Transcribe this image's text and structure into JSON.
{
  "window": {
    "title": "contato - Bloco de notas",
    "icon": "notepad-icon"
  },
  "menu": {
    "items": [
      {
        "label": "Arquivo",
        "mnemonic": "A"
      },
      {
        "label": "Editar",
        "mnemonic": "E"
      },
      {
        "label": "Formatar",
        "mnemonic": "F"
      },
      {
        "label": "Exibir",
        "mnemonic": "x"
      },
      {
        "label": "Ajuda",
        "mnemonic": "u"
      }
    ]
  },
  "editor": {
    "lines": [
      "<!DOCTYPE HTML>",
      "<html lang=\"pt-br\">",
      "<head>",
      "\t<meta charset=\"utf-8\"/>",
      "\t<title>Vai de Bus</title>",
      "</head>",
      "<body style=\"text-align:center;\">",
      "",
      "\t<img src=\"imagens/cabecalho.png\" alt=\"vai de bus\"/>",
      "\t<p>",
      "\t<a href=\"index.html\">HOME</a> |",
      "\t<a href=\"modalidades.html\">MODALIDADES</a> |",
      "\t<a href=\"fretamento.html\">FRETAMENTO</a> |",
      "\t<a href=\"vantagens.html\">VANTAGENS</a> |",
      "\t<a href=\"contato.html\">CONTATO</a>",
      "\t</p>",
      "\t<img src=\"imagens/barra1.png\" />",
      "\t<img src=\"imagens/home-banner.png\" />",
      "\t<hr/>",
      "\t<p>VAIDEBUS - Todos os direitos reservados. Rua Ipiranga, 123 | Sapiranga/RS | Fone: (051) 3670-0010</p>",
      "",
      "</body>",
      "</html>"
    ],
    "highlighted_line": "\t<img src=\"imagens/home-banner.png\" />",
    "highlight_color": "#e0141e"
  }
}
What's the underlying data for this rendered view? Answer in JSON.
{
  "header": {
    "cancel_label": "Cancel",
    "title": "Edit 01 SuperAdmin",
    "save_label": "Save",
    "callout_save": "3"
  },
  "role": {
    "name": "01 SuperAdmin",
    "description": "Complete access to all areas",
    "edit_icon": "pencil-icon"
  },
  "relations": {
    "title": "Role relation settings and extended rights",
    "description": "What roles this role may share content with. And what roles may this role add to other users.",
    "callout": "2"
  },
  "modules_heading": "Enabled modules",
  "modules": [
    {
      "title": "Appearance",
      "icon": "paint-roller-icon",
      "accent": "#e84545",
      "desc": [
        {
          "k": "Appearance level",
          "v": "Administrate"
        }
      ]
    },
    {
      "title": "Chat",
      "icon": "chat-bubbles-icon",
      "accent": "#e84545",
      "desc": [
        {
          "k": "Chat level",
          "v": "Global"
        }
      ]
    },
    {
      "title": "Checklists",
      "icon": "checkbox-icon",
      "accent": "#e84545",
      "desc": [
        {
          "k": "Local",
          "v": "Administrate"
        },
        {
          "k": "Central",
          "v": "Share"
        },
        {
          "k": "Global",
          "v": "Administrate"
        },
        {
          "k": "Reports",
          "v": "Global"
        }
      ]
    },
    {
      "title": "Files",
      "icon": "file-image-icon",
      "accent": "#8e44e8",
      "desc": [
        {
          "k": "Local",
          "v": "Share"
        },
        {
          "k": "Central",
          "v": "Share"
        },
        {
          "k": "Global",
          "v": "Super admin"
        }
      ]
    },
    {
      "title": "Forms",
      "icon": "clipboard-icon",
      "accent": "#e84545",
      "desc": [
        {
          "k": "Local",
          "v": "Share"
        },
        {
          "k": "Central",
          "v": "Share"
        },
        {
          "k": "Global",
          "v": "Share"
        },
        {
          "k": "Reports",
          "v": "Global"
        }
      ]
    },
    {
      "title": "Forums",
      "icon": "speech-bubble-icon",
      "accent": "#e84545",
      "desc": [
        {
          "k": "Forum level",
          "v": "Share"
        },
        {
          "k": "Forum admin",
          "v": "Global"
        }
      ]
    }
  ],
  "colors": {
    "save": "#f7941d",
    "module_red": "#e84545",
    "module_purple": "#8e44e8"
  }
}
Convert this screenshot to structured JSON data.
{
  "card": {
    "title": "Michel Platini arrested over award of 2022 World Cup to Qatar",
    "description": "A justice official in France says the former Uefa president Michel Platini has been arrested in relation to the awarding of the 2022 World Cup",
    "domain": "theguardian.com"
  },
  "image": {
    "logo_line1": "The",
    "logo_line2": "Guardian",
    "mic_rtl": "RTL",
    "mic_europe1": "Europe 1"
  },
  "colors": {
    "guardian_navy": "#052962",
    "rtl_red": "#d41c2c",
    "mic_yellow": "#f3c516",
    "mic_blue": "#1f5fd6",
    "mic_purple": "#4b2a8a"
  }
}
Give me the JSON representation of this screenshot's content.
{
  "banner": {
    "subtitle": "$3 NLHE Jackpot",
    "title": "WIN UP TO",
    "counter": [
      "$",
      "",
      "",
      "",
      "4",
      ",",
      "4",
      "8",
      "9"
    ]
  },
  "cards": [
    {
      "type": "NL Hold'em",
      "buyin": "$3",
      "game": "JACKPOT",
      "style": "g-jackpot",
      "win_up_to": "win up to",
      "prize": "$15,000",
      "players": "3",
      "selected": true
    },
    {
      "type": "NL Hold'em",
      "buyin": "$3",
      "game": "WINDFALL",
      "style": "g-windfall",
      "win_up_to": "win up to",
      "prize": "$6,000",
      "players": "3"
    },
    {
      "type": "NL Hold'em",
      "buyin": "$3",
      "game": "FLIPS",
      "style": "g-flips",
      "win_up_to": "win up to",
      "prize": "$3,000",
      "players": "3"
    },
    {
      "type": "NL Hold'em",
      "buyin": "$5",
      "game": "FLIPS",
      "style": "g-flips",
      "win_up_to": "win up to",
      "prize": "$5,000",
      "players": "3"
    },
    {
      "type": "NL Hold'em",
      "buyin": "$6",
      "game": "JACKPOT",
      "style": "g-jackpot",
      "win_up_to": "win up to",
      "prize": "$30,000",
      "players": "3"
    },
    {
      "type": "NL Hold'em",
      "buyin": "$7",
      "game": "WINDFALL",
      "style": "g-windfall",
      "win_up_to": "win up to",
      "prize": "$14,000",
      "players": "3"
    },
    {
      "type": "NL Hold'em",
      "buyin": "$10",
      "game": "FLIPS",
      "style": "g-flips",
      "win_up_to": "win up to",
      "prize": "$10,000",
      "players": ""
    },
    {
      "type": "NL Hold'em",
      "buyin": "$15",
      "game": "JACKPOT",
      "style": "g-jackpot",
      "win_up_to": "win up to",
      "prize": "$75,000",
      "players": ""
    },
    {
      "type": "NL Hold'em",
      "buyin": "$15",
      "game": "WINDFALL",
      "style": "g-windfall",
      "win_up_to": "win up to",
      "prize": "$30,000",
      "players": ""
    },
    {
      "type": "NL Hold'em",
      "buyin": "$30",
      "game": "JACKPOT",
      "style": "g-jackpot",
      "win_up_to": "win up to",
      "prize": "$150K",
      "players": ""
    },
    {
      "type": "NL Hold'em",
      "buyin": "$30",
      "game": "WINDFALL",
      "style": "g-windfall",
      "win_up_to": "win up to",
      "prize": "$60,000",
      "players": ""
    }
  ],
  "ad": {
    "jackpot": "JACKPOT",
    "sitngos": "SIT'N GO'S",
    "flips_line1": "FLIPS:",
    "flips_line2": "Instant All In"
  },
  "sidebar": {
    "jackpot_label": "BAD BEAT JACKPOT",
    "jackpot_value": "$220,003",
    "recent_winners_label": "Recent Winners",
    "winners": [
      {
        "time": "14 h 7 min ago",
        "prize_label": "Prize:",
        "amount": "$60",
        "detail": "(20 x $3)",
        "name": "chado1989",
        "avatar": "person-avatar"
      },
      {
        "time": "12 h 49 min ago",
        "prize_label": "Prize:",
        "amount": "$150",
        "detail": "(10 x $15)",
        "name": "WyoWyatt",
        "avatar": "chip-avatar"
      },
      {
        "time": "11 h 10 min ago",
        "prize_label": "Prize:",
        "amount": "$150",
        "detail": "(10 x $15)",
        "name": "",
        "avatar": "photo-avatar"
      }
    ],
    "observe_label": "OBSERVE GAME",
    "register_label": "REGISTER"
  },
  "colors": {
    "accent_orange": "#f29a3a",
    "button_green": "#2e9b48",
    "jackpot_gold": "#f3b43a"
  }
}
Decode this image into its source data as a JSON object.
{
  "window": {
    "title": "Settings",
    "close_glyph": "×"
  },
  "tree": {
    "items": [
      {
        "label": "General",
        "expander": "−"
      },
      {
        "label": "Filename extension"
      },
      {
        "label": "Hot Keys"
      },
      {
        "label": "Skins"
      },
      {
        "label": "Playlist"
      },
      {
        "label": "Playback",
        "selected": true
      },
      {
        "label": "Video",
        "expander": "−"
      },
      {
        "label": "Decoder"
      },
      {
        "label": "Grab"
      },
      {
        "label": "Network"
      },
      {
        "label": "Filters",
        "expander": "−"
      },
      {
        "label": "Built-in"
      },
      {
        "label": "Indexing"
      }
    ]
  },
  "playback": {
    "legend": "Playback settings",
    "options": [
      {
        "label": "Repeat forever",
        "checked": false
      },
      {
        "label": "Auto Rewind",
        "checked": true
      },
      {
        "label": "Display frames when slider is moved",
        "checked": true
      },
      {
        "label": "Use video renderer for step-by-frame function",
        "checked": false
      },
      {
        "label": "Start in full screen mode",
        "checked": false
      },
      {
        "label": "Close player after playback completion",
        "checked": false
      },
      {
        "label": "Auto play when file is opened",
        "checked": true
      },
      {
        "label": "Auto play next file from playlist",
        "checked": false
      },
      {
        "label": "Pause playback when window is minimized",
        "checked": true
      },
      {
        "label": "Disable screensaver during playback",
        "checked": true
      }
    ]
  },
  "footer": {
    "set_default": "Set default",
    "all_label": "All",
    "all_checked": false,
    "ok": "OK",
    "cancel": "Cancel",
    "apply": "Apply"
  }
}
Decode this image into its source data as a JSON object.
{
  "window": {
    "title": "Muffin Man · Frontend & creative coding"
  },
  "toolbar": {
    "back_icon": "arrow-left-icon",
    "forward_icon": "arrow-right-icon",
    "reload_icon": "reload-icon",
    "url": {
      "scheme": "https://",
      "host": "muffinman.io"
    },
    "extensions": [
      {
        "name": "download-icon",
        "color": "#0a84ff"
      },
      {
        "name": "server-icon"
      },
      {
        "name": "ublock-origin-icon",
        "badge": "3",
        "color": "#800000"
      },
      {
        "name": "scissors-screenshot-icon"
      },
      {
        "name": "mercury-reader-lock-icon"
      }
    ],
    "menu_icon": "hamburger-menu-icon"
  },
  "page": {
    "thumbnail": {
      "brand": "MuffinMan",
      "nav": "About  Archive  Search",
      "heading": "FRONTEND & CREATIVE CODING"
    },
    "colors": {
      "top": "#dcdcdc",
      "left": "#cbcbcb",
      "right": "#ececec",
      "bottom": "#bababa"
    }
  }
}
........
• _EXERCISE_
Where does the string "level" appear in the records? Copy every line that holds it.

• _TASK RESULT_
          "k": "Appearance level",
          "k": "Chat level",
          "k": "Forum level",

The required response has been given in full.